I went to a High School game last year and watched a player that hit the ball with some power (using BESR bat). Unfortunately, his swing was atrocious! Completely off balance, stepping out and a couple other things. Everybody in the stands were like “Boy he can really hit” and “Wow he’s gonna be a monster”. In truth, the hits were BESR bat hits. If it wasn’t for the assistance of the large sweet spot and trampoline effect of the BESR bat, his three hits were all outs. Two of the three hits were “check swing” doubles. I spoke to the coach a few days later and we were discussing the player. He even admitted to me that this player had an “unorthodox” batting stance and swing. I asked him why he doesn’t try and correct it now so he might actually hit better. His response was “If it isn’t broke, don’t fix it” because he was hitting the ball. WHAT? I feel sorry for this player. As he gets in front of better pitchers, he will not hit the ball. The sad thing is you can see that this player has potential but until someone decides to teach him the correct way of hitting, we will never know.
Cut to this year with BBCOR and no change in his swing. His batting average went from a little over .400 last year to an abysmal .194. YIKES! In contrast, another player on the same team who has great mechanics AND understands hitting AND led the team and league in hitting the previous year still led the team in every hitting category and top in the league. That player continued to win several awards and named athlete of the year for the league of 18 teams at a DI High School. The switch to BBCOR from BESR didn’t affect his numbers. Why – because he is a true hitter with proper mechanics and fundamentals.
Running a 60 in 6.7 seconds doesn’t help you hit the ball. A strong arm doesn’t make you a hitter. Understanding the pitch count helps you be a hitter. Knowing what the pitchers “out pitch” or “go to pitch” is helps you be a hitter. But the most important thing about hitting is technique and fundamentals. Hitting a baseball is about technique not athleticism. Just look at Michael Jordan or Bo Jackson when they tried baseball. Great athletes but didn’t do well in baseball because both of them admitted the hardest thing in sports to do is to hit a baseball. Consider Bo Jackson. He did play 8 seasons in the Major Leagues from 1986-1994 (he missed the 1992 season) with 2,393 AB’s. His life time strike outs – 841*. Bo struck out 35% of the time. The average strike out percentage for the Major League during that same 8 year time frame was only 15.2%**. Bo struck out more than twice the average! Anything over 27% is considered awful. Compare that to Tony Gwynn’s numbers. Twenty years in the Majors with 9,288 AB’s. Tony struck out 434 times* – that’s only 5%. Technique makes you a hitter.

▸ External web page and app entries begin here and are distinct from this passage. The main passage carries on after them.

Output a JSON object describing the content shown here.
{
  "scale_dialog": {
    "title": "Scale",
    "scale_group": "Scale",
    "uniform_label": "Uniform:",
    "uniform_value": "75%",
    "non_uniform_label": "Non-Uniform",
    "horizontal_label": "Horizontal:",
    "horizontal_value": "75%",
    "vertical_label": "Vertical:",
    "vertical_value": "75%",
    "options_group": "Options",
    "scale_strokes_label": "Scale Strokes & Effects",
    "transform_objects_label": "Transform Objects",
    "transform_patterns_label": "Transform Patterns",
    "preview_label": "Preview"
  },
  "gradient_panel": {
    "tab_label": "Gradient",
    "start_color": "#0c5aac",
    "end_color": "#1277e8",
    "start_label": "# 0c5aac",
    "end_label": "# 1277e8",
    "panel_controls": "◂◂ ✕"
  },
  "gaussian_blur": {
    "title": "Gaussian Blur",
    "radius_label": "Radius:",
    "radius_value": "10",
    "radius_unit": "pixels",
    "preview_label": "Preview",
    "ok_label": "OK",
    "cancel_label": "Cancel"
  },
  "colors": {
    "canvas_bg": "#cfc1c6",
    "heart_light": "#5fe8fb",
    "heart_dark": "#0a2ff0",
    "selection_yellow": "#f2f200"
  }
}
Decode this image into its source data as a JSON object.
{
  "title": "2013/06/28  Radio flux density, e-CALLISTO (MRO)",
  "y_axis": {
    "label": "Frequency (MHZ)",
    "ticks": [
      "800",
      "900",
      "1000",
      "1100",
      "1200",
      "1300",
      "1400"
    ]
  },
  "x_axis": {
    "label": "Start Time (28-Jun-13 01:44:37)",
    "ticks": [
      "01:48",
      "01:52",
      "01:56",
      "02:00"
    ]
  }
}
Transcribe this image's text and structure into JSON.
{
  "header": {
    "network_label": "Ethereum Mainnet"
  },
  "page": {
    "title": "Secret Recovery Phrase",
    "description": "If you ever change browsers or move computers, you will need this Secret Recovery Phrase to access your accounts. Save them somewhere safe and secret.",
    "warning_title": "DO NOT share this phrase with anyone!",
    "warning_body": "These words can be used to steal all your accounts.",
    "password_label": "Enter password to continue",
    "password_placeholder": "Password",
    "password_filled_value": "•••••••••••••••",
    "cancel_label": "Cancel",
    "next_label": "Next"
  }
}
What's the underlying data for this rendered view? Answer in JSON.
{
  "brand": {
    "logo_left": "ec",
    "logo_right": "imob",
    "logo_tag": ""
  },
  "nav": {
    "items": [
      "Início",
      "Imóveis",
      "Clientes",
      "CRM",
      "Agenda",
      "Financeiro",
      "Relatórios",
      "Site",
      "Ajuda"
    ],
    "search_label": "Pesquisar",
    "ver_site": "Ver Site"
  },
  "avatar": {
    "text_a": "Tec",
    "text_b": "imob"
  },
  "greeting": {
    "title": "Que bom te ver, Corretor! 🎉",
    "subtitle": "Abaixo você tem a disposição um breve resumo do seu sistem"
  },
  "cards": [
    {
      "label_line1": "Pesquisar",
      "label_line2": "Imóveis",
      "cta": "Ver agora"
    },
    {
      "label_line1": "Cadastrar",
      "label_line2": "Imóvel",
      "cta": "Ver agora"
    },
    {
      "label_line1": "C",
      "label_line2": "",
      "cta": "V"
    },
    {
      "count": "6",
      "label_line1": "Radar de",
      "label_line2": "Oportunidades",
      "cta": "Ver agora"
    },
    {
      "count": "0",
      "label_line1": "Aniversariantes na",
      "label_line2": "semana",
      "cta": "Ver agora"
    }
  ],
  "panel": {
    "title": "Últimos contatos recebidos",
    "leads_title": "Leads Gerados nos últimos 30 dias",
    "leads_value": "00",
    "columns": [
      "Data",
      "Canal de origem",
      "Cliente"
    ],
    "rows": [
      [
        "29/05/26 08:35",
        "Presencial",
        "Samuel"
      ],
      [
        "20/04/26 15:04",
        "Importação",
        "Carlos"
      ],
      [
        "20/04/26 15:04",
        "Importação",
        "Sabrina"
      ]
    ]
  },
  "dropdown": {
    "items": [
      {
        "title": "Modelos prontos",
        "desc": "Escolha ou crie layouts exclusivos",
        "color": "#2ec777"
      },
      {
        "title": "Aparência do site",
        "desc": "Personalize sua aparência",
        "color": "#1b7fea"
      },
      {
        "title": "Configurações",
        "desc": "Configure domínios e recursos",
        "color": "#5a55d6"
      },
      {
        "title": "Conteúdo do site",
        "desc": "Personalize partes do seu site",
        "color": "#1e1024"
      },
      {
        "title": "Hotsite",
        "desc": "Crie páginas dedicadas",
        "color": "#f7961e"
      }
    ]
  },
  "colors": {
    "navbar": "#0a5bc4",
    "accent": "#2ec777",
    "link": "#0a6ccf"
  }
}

If you have bad fundamentals/ technique, nothing else will help. Sure, knowing the pitch count and the pitchers go to pitch will help and are extremely important, but if you can’t hit the ball because your technique is bad – well, I guess it really doesn’t matter then does it.
Back to the BBCOR. As you can see, many players and coaches have become complacent. The BESR bats have created a false sense of security. Now that this has been taken away, batters are going to have to learn the correct way to swing a bat. This isn’t going to affect the ones who have good fundamentals and technique, but there are fewer of them than the ones who don’t. It will also probably affect the high school ranks more than the elite/ showcase summer teams. With high school, the coaches are pretty well locked to the players who live in their district so they the greater odds of having players who don’t swing correctly. The summer elite teams recruit and usually get the top players from a large geographic area and those players tend to have better hitting fundamentals.
Either way you look at it, many coaches are going to have to teach true hitting again and many players are going to have to learn to hit correctly.
*Baseball Almanac (www.baseball-almanac.com)